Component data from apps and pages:
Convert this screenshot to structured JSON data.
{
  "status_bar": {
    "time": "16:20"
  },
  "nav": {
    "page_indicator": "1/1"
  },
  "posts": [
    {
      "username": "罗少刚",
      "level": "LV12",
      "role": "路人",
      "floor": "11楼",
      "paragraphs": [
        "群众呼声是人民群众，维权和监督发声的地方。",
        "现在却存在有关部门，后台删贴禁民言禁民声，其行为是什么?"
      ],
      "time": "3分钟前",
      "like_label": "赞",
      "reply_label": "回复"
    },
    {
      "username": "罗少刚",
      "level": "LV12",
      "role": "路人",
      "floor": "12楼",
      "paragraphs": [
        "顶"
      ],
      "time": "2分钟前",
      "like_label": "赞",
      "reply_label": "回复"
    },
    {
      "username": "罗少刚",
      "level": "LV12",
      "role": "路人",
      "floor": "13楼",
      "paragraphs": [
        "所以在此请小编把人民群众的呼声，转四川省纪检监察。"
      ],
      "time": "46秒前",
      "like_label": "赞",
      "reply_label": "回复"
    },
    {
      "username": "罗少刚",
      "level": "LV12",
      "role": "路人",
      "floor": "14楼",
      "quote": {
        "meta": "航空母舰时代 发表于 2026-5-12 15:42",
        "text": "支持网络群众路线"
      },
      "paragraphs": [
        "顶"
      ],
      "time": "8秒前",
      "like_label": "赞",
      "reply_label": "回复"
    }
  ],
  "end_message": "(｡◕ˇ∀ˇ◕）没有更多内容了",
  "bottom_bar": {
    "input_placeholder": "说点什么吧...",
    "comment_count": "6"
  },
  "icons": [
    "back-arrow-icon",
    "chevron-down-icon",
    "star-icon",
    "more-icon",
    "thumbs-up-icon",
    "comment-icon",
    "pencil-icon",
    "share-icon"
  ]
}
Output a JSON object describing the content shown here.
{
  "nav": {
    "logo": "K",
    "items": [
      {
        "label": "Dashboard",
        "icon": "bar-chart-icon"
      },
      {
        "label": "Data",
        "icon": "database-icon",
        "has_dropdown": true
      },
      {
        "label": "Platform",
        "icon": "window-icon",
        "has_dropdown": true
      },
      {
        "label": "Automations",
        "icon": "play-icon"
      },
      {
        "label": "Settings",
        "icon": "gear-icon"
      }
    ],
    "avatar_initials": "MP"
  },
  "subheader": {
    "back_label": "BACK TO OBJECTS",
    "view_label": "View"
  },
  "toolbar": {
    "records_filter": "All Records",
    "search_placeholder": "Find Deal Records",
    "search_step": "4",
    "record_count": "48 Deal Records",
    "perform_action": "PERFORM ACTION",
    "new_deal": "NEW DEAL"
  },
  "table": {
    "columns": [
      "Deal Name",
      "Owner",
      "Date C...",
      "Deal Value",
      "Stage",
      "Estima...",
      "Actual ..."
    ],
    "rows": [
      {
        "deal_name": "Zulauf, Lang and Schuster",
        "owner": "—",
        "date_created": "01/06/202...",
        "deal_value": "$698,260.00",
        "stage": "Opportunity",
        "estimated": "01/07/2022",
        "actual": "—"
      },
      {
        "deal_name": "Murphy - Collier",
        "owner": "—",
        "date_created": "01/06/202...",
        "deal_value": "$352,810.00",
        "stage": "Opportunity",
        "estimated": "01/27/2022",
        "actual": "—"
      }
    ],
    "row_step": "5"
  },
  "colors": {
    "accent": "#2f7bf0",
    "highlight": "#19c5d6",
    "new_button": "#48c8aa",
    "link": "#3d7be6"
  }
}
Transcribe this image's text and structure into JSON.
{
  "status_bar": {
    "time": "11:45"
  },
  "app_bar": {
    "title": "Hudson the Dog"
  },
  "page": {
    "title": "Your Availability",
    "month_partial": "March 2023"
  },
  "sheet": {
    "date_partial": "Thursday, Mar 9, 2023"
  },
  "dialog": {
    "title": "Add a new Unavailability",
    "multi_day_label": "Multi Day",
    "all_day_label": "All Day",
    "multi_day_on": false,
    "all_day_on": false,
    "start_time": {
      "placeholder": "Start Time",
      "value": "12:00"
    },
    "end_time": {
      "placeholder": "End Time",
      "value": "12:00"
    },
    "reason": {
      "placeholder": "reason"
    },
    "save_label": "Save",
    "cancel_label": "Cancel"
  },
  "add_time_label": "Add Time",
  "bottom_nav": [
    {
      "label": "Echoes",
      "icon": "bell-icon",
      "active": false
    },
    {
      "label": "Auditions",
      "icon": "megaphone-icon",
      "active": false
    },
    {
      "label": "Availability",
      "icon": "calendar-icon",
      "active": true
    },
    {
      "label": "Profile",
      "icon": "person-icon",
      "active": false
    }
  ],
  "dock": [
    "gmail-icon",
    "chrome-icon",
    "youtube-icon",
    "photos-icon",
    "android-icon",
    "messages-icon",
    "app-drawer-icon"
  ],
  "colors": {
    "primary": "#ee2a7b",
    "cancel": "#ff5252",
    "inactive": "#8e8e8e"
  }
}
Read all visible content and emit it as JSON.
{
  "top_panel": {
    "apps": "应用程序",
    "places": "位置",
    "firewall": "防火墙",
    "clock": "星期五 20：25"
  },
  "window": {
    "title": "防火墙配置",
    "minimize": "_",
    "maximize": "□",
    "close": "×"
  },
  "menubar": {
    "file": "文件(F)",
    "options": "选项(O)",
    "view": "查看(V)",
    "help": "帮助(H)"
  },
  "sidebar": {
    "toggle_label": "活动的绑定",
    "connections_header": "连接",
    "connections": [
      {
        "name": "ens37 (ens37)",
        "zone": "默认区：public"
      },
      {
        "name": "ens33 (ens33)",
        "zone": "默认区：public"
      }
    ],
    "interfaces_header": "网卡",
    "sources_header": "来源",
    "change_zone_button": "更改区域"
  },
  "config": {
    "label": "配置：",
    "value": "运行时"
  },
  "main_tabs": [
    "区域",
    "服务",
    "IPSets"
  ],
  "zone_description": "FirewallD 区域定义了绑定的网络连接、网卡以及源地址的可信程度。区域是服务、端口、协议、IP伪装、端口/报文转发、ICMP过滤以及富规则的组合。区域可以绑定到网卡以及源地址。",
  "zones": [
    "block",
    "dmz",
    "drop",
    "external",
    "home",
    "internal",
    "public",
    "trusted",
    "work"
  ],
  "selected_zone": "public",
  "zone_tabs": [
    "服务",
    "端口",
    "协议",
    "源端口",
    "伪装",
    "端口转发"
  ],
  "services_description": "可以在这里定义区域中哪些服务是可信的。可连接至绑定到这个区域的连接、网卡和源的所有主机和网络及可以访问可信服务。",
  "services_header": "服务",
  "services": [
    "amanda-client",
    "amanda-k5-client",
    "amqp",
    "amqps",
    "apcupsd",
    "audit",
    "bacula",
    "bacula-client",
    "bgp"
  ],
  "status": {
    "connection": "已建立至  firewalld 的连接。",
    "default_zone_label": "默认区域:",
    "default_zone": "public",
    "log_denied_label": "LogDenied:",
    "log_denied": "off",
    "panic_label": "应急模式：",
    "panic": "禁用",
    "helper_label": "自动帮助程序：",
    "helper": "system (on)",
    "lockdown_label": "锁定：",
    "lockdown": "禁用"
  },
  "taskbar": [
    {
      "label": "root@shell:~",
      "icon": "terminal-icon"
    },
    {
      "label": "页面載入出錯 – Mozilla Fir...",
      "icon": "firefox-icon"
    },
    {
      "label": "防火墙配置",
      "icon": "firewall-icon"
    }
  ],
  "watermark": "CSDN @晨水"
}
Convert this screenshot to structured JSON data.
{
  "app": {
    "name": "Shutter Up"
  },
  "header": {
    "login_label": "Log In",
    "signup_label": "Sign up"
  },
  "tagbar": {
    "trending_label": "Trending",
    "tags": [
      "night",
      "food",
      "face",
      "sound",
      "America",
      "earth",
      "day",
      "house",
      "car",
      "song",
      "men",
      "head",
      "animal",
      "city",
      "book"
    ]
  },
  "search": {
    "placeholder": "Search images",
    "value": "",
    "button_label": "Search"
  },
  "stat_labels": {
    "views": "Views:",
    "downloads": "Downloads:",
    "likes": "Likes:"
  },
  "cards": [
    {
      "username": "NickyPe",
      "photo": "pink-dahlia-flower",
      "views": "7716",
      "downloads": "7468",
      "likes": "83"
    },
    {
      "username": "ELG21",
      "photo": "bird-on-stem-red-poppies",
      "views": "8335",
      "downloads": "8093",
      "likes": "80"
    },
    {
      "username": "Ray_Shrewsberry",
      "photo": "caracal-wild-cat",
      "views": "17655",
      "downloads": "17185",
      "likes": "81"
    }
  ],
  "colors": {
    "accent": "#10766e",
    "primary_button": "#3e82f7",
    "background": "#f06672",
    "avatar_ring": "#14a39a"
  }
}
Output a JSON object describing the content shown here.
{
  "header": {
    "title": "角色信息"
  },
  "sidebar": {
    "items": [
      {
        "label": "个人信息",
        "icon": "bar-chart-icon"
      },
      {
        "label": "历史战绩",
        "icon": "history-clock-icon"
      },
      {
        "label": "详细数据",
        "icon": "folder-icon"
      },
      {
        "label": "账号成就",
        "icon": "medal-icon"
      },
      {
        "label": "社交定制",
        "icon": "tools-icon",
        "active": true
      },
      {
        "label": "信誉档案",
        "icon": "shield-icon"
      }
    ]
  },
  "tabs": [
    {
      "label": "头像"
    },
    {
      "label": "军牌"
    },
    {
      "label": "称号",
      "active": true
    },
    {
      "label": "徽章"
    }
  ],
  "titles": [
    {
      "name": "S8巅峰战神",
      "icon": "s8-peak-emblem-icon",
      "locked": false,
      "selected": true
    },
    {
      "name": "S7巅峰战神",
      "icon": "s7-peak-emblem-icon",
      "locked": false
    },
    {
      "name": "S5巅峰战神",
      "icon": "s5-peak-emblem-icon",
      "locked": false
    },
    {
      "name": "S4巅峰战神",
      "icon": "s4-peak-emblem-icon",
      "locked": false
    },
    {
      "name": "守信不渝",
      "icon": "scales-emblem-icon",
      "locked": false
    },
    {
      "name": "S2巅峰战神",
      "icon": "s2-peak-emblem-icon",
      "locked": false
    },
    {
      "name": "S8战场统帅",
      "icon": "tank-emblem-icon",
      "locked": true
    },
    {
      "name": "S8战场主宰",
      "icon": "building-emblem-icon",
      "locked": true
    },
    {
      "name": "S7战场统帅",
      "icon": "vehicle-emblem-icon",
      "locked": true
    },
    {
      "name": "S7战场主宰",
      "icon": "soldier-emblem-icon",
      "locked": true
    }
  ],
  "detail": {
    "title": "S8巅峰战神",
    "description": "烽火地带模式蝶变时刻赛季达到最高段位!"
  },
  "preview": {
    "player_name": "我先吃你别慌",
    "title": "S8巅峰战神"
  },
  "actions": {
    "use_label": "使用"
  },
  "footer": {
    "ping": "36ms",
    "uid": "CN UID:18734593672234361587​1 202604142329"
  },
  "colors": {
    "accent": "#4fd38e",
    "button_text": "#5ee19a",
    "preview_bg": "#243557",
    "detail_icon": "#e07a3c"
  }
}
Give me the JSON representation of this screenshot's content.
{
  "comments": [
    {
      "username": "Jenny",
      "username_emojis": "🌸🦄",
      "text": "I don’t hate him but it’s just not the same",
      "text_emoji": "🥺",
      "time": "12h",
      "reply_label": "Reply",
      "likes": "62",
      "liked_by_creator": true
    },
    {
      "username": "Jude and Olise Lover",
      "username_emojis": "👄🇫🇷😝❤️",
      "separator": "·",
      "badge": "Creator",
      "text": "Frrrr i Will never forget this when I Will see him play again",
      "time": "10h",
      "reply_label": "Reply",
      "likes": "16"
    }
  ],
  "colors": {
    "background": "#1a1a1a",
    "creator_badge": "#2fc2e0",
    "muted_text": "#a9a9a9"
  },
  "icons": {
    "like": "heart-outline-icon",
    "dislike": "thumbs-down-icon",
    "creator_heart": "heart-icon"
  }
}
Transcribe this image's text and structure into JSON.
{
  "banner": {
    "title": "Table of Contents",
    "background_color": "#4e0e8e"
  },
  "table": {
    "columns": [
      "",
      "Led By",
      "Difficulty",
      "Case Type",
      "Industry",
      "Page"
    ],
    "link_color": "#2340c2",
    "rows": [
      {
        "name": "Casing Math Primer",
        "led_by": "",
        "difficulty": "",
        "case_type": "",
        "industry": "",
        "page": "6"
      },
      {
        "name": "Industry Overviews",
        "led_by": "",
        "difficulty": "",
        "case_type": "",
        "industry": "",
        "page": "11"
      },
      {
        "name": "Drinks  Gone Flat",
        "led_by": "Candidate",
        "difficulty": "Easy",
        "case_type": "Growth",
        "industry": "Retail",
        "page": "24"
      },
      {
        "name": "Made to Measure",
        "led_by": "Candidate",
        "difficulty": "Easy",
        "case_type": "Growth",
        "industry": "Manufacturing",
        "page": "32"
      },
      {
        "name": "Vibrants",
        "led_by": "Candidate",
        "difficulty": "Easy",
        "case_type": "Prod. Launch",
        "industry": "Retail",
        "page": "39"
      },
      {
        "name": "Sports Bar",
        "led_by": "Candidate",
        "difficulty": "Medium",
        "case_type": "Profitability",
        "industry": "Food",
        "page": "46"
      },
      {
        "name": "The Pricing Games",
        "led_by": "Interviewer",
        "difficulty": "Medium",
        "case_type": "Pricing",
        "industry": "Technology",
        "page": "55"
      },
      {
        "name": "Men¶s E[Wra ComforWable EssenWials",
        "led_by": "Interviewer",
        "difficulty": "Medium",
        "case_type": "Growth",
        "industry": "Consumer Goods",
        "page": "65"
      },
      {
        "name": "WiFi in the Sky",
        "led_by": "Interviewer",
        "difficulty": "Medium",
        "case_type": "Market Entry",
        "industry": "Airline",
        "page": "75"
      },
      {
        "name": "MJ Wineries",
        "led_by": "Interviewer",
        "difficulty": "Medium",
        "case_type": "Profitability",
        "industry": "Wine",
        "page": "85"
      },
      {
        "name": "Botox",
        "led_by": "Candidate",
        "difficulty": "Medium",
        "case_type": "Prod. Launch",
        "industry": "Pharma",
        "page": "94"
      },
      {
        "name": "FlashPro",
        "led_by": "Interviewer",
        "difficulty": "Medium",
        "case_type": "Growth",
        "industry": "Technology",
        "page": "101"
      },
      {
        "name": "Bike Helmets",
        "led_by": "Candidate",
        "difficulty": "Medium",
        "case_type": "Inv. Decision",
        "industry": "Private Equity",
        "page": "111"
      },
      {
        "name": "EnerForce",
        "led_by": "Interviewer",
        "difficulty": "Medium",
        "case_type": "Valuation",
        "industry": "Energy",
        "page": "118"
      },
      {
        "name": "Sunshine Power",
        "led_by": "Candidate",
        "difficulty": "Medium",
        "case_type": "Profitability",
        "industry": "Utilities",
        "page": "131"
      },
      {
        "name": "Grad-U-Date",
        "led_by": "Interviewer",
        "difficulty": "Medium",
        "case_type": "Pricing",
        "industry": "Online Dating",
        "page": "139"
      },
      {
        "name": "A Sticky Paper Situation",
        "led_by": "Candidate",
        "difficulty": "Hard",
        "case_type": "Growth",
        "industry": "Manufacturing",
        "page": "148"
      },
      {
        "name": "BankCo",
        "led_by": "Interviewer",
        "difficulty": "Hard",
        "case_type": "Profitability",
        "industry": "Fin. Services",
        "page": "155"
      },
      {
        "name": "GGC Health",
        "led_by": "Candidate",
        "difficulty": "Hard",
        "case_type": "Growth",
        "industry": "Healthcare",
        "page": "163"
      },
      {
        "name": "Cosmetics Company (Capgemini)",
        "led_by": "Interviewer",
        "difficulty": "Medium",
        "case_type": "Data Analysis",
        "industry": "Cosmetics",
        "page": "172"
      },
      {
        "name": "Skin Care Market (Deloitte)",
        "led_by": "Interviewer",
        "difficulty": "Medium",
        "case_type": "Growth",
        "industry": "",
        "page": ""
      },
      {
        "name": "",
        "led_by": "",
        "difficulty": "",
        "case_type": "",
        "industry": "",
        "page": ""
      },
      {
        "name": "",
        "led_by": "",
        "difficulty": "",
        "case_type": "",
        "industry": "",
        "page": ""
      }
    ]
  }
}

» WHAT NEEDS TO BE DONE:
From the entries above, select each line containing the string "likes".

» SOLUTION FOR THIS PROBLEM:
    "likes": "Likes:"
      "likes": "83"
      "likes": "80"
      "likes": "81"
      "likes": "62",
      "likes": "16"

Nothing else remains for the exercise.